#### Problem statement:
What lines below contain the word "Tambahkan"? Please pull each one out.

#### Data for this task:
BEGIN

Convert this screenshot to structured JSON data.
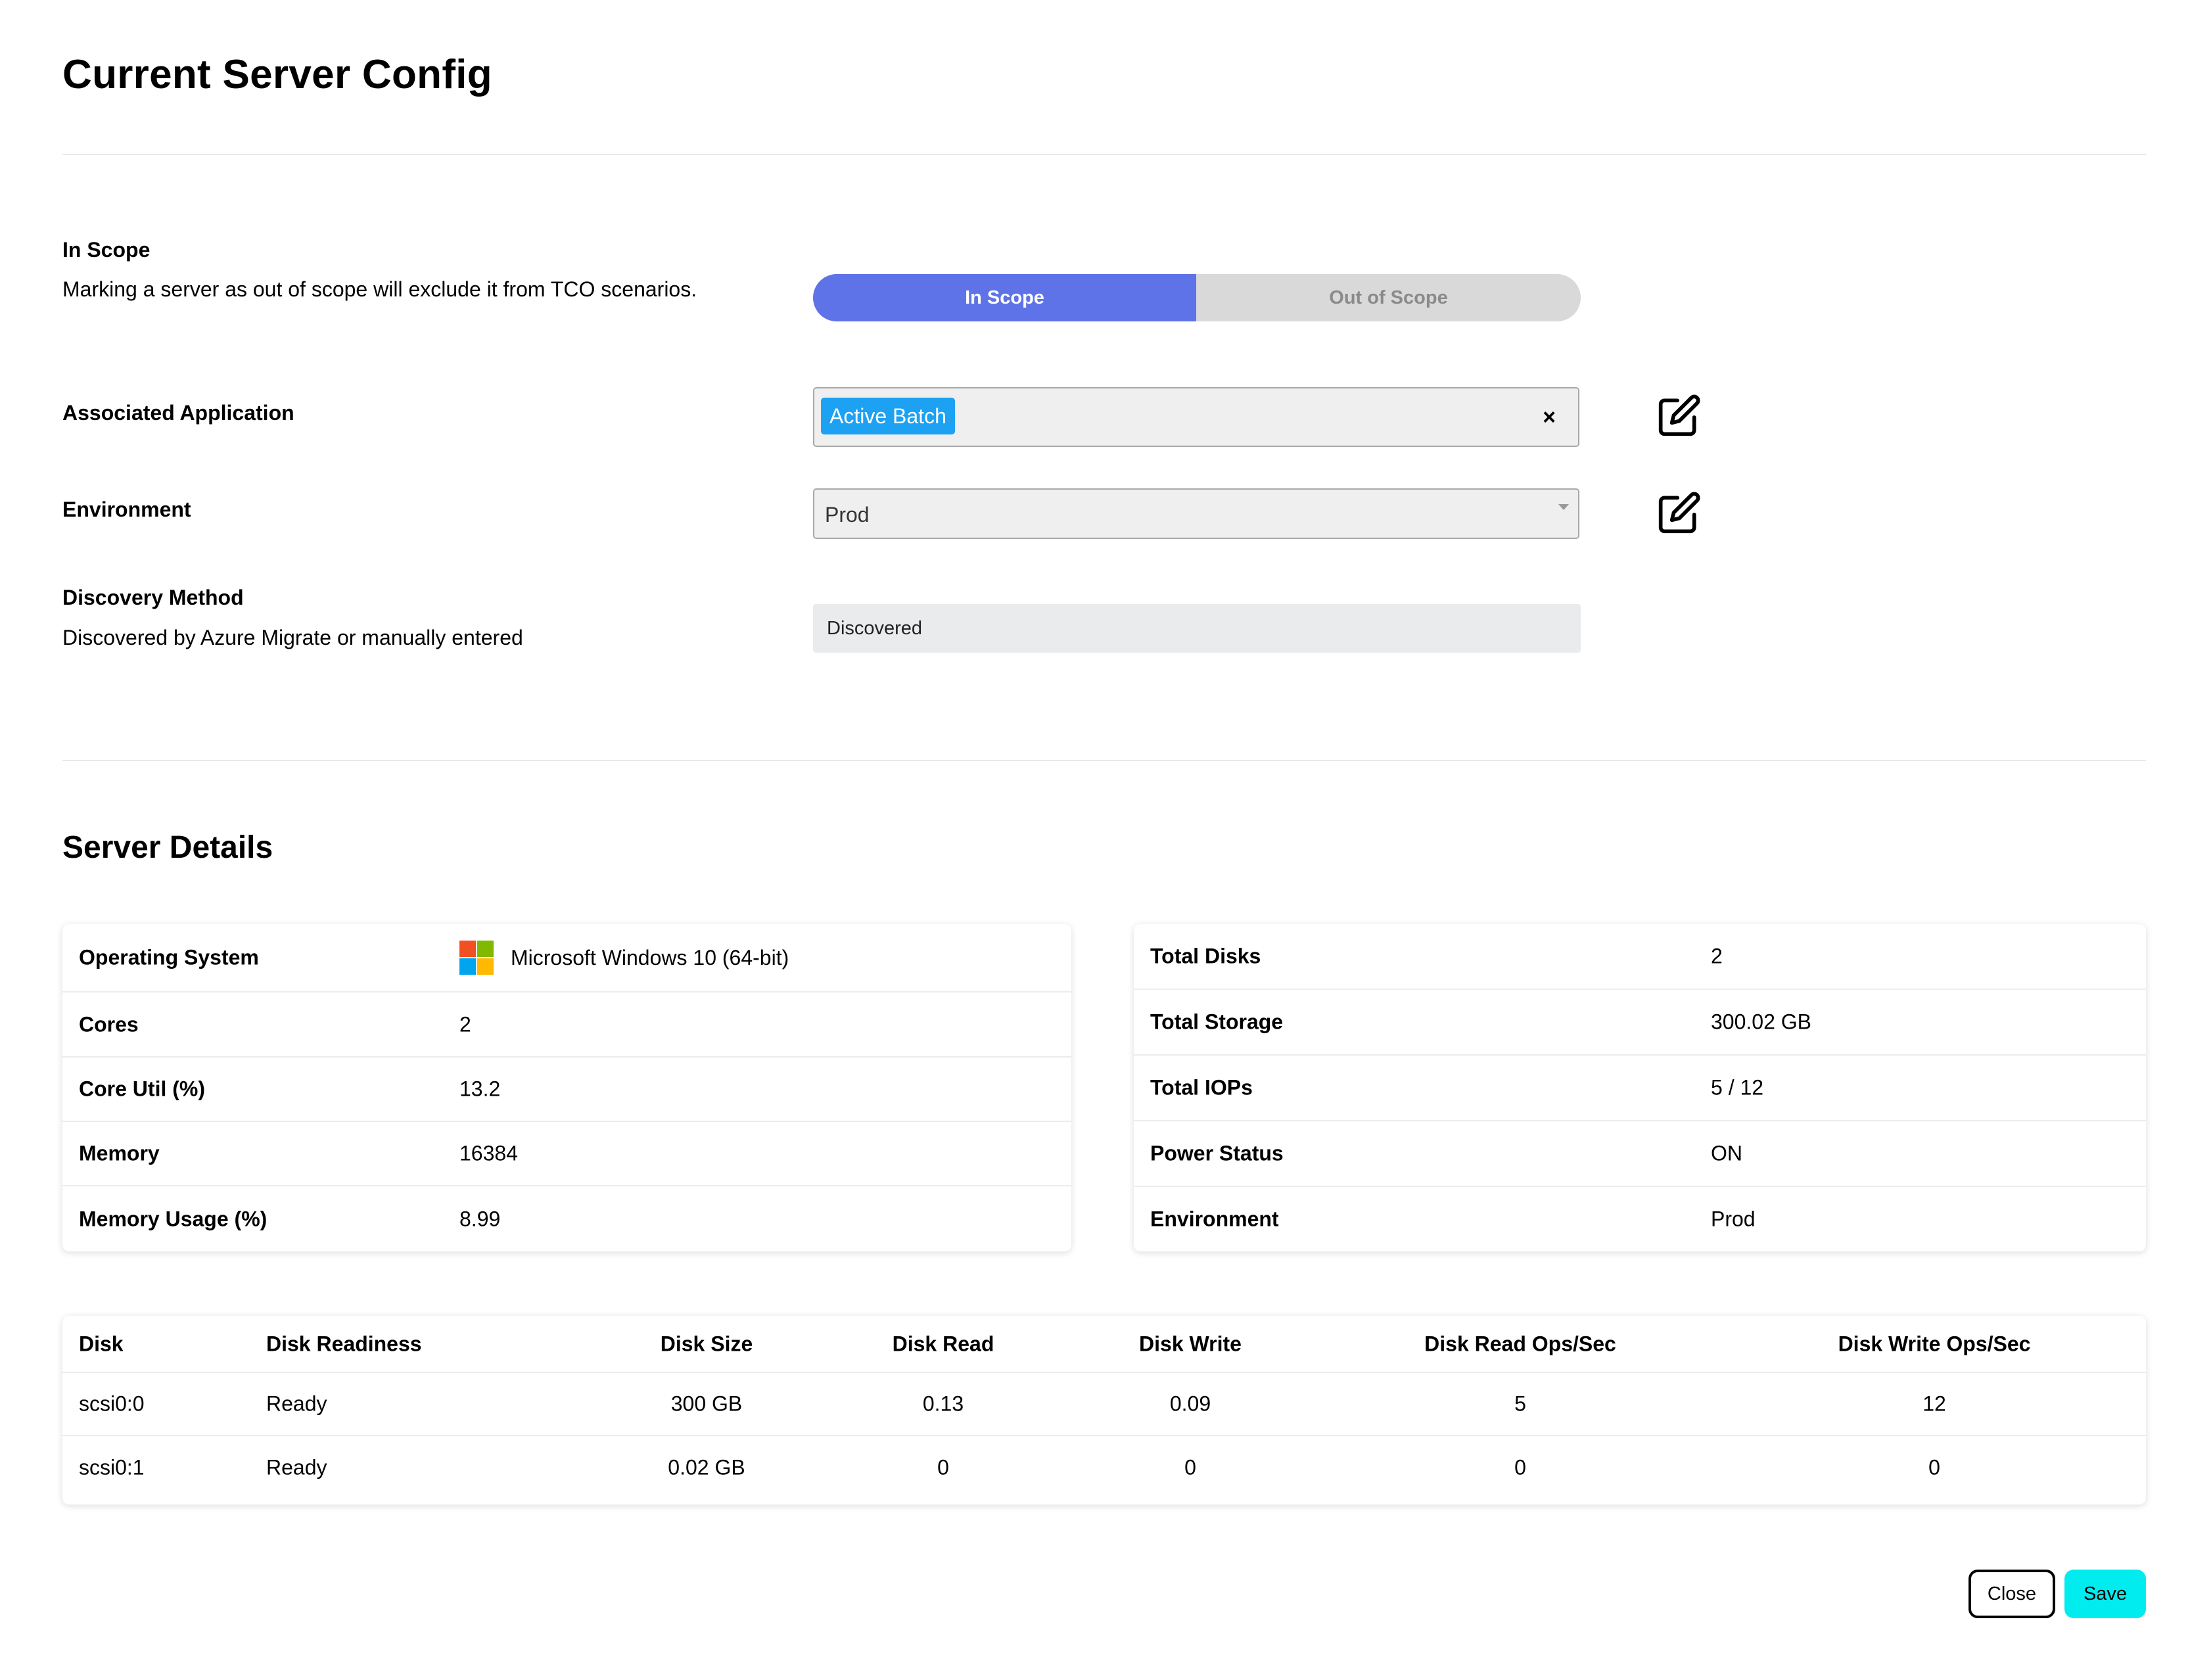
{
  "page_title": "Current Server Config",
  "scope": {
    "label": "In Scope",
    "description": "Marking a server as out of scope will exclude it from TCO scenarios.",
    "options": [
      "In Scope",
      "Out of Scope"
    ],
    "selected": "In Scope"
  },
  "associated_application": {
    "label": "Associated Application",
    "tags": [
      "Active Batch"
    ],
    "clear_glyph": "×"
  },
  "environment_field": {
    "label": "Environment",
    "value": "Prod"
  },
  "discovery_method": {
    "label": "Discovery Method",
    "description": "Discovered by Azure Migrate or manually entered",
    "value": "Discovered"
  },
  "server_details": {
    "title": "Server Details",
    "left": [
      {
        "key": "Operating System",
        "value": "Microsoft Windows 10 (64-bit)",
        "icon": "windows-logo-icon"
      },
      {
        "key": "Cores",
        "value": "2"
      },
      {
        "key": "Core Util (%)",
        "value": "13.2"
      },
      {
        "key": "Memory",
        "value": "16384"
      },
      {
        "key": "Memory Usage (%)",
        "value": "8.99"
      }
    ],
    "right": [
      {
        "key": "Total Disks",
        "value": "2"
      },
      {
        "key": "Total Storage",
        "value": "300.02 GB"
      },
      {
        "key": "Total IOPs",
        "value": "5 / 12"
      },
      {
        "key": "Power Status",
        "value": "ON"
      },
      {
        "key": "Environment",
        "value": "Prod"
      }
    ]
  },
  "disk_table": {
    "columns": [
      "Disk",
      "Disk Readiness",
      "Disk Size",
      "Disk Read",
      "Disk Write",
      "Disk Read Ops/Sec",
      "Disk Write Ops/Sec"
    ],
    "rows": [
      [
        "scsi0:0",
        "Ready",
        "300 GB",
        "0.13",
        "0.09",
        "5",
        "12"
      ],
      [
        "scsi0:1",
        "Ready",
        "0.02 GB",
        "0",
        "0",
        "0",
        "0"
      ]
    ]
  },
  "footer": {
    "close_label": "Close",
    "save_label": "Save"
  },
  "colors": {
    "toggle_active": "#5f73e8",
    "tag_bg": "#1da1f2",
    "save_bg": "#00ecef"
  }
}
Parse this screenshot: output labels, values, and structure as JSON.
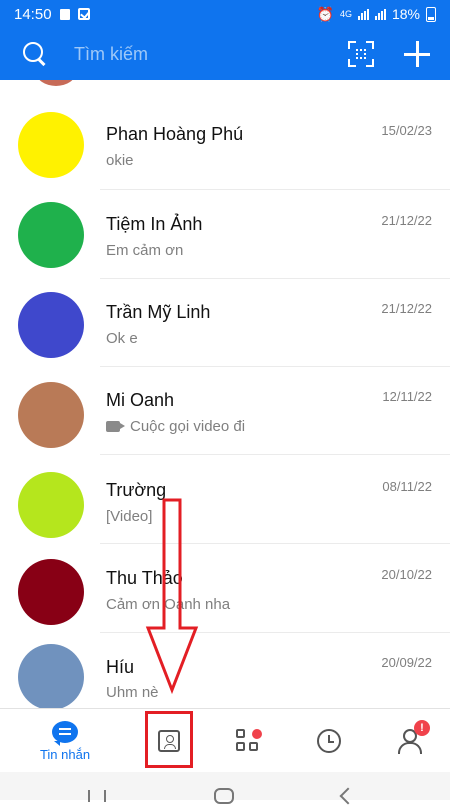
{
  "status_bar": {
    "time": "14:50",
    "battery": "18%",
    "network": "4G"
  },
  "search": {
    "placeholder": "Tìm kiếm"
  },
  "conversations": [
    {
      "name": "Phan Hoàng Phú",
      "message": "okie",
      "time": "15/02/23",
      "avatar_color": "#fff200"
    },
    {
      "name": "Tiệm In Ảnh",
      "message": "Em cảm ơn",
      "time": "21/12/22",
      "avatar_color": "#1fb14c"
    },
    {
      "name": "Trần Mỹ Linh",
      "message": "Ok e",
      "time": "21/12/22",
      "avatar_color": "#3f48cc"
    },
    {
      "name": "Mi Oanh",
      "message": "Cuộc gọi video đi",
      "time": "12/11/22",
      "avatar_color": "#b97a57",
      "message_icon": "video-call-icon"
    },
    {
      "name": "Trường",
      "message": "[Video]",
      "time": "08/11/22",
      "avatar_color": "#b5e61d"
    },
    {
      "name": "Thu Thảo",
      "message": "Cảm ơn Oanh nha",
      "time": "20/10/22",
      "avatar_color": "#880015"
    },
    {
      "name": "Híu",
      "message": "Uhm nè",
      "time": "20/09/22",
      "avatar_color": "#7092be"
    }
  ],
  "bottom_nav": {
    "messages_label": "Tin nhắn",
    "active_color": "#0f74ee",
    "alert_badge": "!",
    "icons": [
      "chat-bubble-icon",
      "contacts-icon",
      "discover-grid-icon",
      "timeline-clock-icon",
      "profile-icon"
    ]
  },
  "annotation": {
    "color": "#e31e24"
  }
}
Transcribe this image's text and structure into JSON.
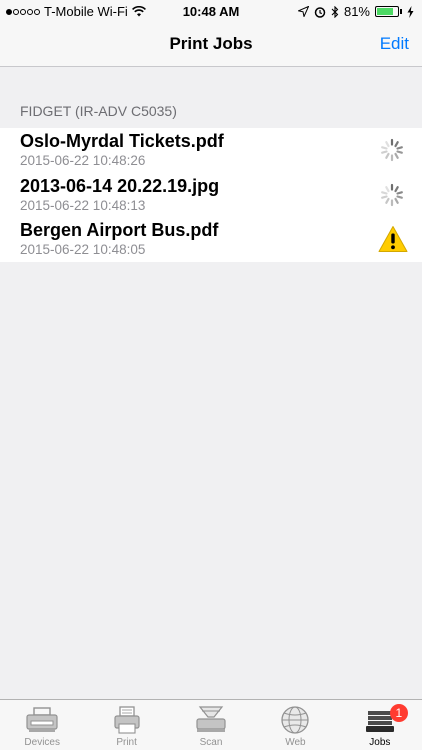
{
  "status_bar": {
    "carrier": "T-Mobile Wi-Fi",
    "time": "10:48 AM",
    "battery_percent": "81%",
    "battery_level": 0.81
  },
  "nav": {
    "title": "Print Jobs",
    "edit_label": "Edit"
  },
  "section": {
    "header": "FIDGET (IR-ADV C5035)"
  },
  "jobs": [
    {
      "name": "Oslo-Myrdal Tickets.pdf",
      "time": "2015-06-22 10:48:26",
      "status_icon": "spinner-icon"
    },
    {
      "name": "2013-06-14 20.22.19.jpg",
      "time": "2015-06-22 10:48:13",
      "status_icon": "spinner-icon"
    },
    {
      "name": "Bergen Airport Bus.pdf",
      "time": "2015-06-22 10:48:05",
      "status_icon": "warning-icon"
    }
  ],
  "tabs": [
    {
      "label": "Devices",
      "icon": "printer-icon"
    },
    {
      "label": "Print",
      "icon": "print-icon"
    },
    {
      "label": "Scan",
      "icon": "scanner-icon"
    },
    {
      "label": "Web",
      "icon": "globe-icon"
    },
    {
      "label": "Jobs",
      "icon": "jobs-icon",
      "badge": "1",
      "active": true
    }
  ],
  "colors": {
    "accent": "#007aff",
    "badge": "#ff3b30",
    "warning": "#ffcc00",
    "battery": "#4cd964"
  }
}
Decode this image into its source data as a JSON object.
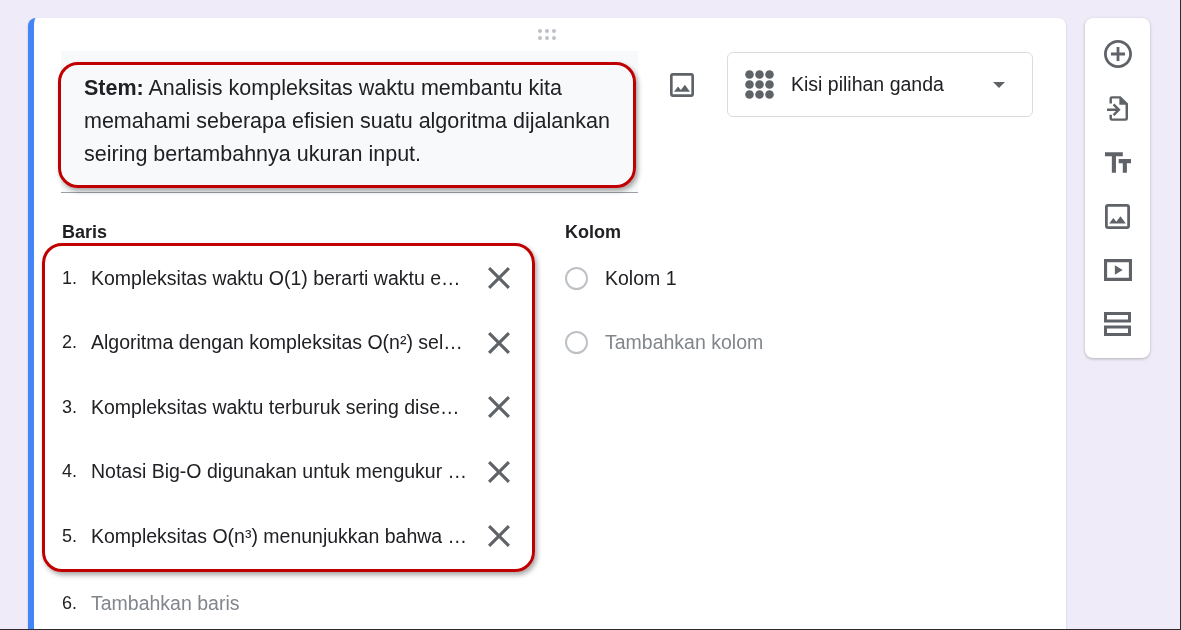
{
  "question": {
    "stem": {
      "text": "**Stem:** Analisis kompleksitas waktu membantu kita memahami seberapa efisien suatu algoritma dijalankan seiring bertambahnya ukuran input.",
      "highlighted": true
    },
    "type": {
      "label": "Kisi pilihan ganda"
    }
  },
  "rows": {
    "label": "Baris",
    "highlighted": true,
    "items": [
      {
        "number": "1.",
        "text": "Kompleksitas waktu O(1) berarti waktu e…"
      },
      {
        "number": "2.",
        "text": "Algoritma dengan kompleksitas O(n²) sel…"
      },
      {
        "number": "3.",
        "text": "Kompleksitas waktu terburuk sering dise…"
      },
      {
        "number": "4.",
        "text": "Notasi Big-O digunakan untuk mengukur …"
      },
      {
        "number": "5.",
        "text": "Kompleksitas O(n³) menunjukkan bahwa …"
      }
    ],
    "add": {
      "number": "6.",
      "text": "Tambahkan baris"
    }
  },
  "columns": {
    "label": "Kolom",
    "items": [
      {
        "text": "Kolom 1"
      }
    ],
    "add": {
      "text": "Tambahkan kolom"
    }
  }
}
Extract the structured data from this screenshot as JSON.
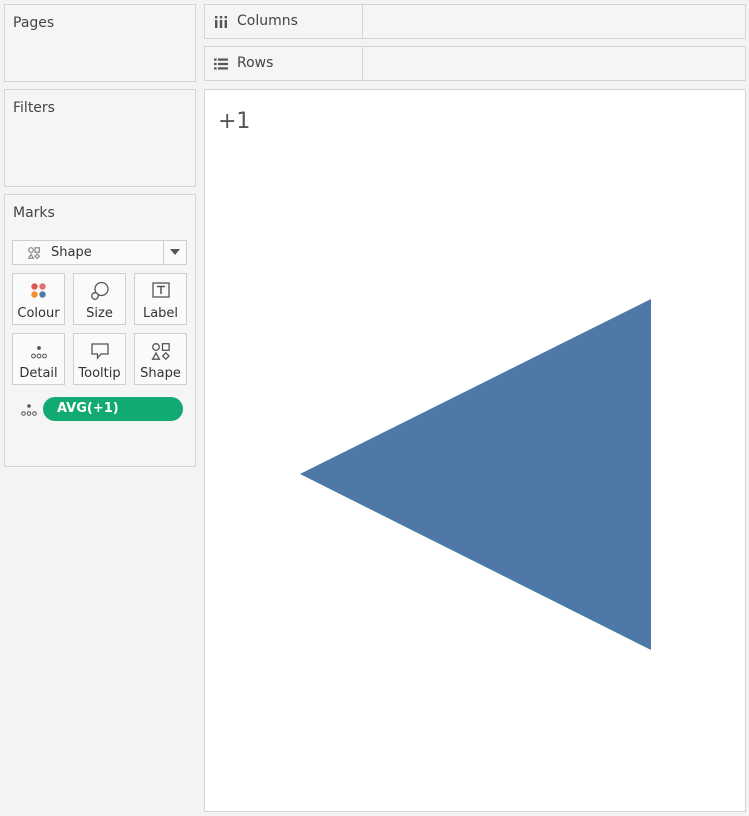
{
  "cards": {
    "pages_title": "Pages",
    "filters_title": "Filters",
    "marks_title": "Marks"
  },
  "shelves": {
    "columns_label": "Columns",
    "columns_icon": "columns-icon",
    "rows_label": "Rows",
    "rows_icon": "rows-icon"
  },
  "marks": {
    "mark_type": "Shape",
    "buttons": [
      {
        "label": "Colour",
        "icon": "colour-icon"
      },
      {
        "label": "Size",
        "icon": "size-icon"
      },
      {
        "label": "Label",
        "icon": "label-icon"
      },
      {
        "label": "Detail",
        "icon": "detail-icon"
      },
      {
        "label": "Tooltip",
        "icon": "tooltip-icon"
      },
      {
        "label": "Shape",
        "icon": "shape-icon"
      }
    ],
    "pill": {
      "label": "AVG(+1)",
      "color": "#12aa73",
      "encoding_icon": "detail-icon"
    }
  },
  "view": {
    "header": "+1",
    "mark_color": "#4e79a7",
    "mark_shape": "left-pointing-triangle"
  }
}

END

#### Solution for this exercise:
      "text": "Tambahkan baris"
      "text": "Tambahkan kolom"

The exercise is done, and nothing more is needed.